▶ [TASK BRIEF]: Whatever appears in the records, retype it exactly, except for the pictures.

▶ [EXERCISE DATA]:
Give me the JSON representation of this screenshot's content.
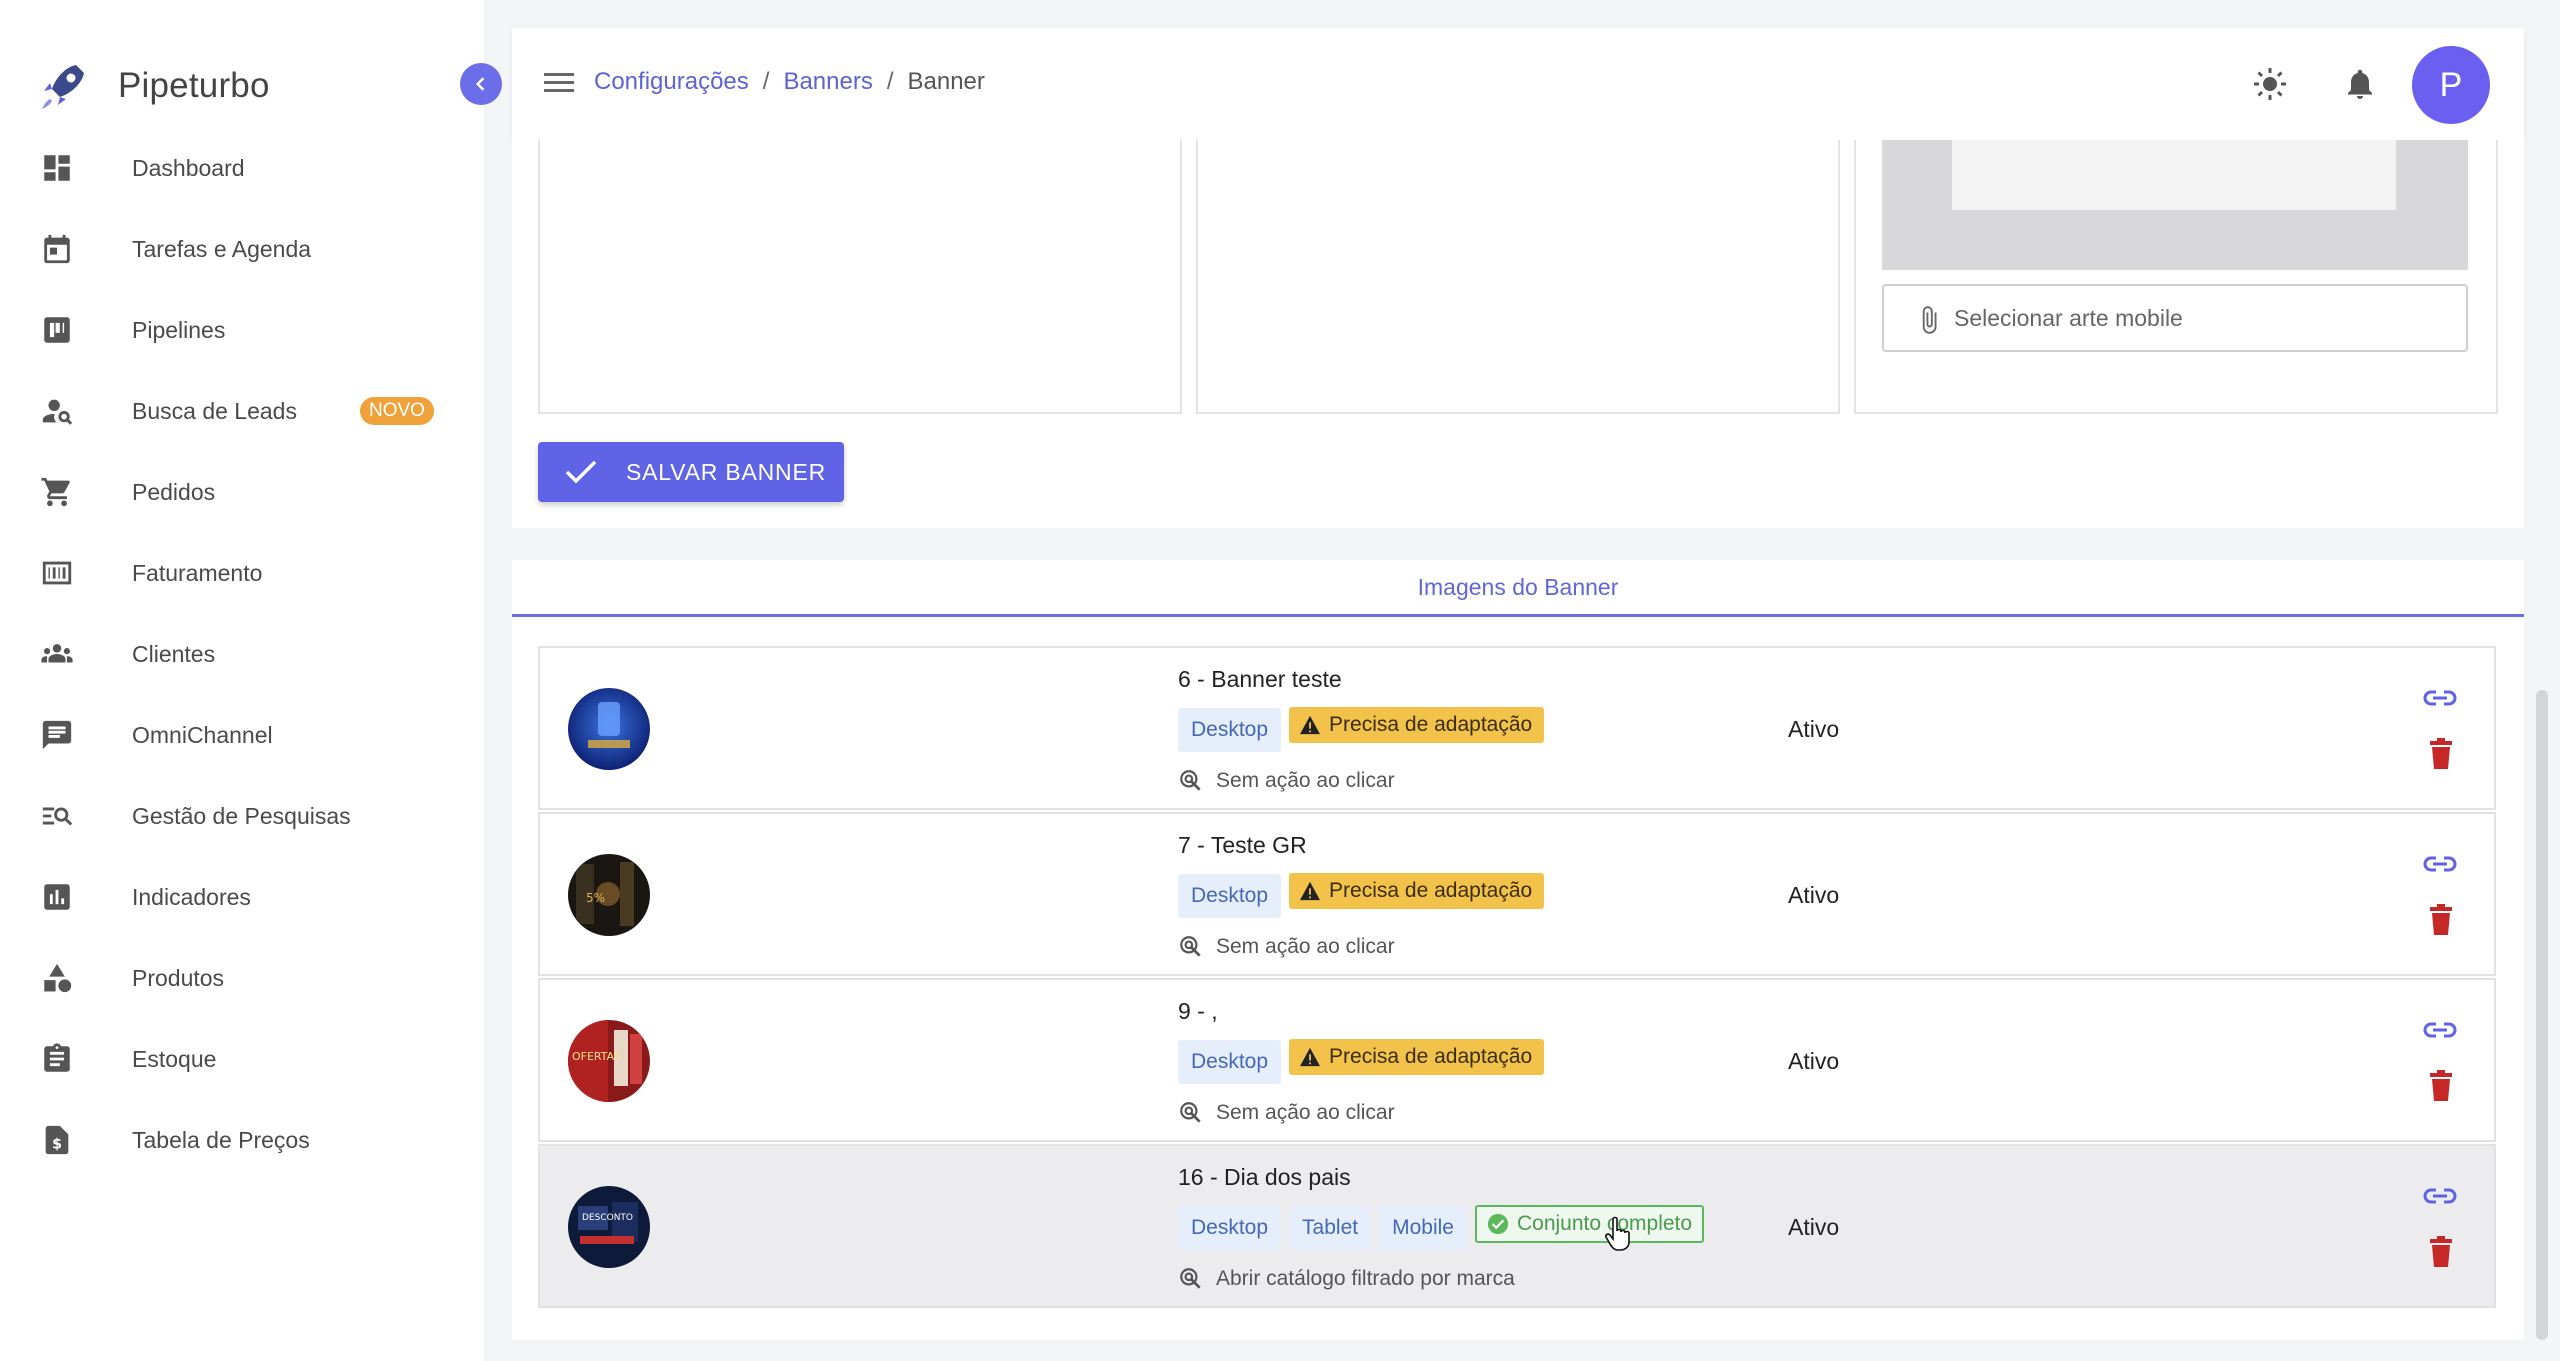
{
  "app": {
    "name": "Pipeturbo"
  },
  "sidebar": {
    "items": [
      {
        "label": "Dashboard",
        "icon": "dashboard-icon"
      },
      {
        "label": "Tarefas e Agenda",
        "icon": "calendar-icon"
      },
      {
        "label": "Pipelines",
        "icon": "kanban-icon"
      },
      {
        "label": "Busca de Leads",
        "icon": "person-search-icon",
        "badge": "NOVO"
      },
      {
        "label": "Pedidos",
        "icon": "cart-icon"
      },
      {
        "label": "Faturamento",
        "icon": "billing-icon"
      },
      {
        "label": "Clientes",
        "icon": "people-icon"
      },
      {
        "label": "OmniChannel",
        "icon": "chat-icon"
      },
      {
        "label": "Gestão de Pesquisas",
        "icon": "search-list-icon"
      },
      {
        "label": "Indicadores",
        "icon": "chart-icon"
      },
      {
        "label": "Produtos",
        "icon": "shapes-icon"
      },
      {
        "label": "Estoque",
        "icon": "clipboard-icon"
      },
      {
        "label": "Tabela de Preços",
        "icon": "price-doc-icon"
      }
    ]
  },
  "header": {
    "breadcrumb": [
      "Configurações",
      "Banners",
      "Banner"
    ],
    "separator": "/",
    "avatar_initial": "P"
  },
  "editor": {
    "mobile_file_placeholder": "Selecionar arte mobile",
    "save_label": "SALVAR BANNER"
  },
  "images": {
    "tab_title": "Imagens do Banner",
    "rows": [
      {
        "title": "6 - Banner teste",
        "devices": [
          "Desktop"
        ],
        "badge": "Precisa de adaptação",
        "badge_type": "warning",
        "action": "Sem ação ao clicar",
        "status": "Ativo"
      },
      {
        "title": "7 - Teste GR",
        "devices": [
          "Desktop"
        ],
        "badge": "Precisa de adaptação",
        "badge_type": "warning",
        "action": "Sem ação ao clicar",
        "status": "Ativo"
      },
      {
        "title": "9 - ,",
        "devices": [
          "Desktop"
        ],
        "badge": "Precisa de adaptação",
        "badge_type": "warning",
        "action": "Sem ação ao clicar",
        "status": "Ativo"
      },
      {
        "title": "16 - Dia dos pais",
        "devices": [
          "Desktop",
          "Tablet",
          "Mobile"
        ],
        "badge": "Conjunto completo",
        "badge_type": "success",
        "action": "Abrir catálogo filtrado por marca",
        "status": "Ativo"
      }
    ]
  },
  "colors": {
    "accent": "#5f63e6",
    "warning": "#f2c24a",
    "success": "#5cb85c",
    "danger": "#c62828"
  }
}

▶ [RESPONSE BELOW]:
Give me the JSON representation of this screenshot's content.
{
  "app": {
    "name": "Pipeturbo"
  },
  "sidebar": {
    "items": [
      {
        "label": "Dashboard",
        "icon": "dashboard-icon"
      },
      {
        "label": "Tarefas e Agenda",
        "icon": "calendar-icon"
      },
      {
        "label": "Pipelines",
        "icon": "kanban-icon"
      },
      {
        "label": "Busca de Leads",
        "icon": "person-search-icon",
        "badge": "NOVO"
      },
      {
        "label": "Pedidos",
        "icon": "cart-icon"
      },
      {
        "label": "Faturamento",
        "icon": "billing-icon"
      },
      {
        "label": "Clientes",
        "icon": "people-icon"
      },
      {
        "label": "OmniChannel",
        "icon": "chat-icon"
      },
      {
        "label": "Gestão de Pesquisas",
        "icon": "search-list-icon"
      },
      {
        "label": "Indicadores",
        "icon": "chart-icon"
      },
      {
        "label": "Produtos",
        "icon": "shapes-icon"
      },
      {
        "label": "Estoque",
        "icon": "clipboard-icon"
      },
      {
        "label": "Tabela de Preços",
        "icon": "price-doc-icon"
      }
    ]
  },
  "header": {
    "breadcrumb": [
      "Configurações",
      "Banners",
      "Banner"
    ],
    "separator": "/",
    "avatar_initial": "P"
  },
  "editor": {
    "mobile_file_placeholder": "Selecionar arte mobile",
    "save_label": "SALVAR BANNER"
  },
  "images": {
    "tab_title": "Imagens do Banner",
    "rows": [
      {
        "title": "6 - Banner teste",
        "devices": [
          "Desktop"
        ],
        "badge": "Precisa de adaptação",
        "badge_type": "warning",
        "action": "Sem ação ao clicar",
        "status": "Ativo"
      },
      {
        "title": "7 - Teste GR",
        "devices": [
          "Desktop"
        ],
        "badge": "Precisa de adaptação",
        "badge_type": "warning",
        "action": "Sem ação ao clicar",
        "status": "Ativo"
      },
      {
        "title": "9 - ,",
        "devices": [
          "Desktop"
        ],
        "badge": "Precisa de adaptação",
        "badge_type": "warning",
        "action": "Sem ação ao clicar",
        "status": "Ativo"
      },
      {
        "title": "16 - Dia dos pais",
        "devices": [
          "Desktop",
          "Tablet",
          "Mobile"
        ],
        "badge": "Conjunto completo",
        "badge_type": "success",
        "action": "Abrir catálogo filtrado por marca",
        "status": "Ativo"
      }
    ]
  },
  "colors": {
    "accent": "#5f63e6",
    "warning": "#f2c24a",
    "success": "#5cb85c",
    "danger": "#c62828"
  }
}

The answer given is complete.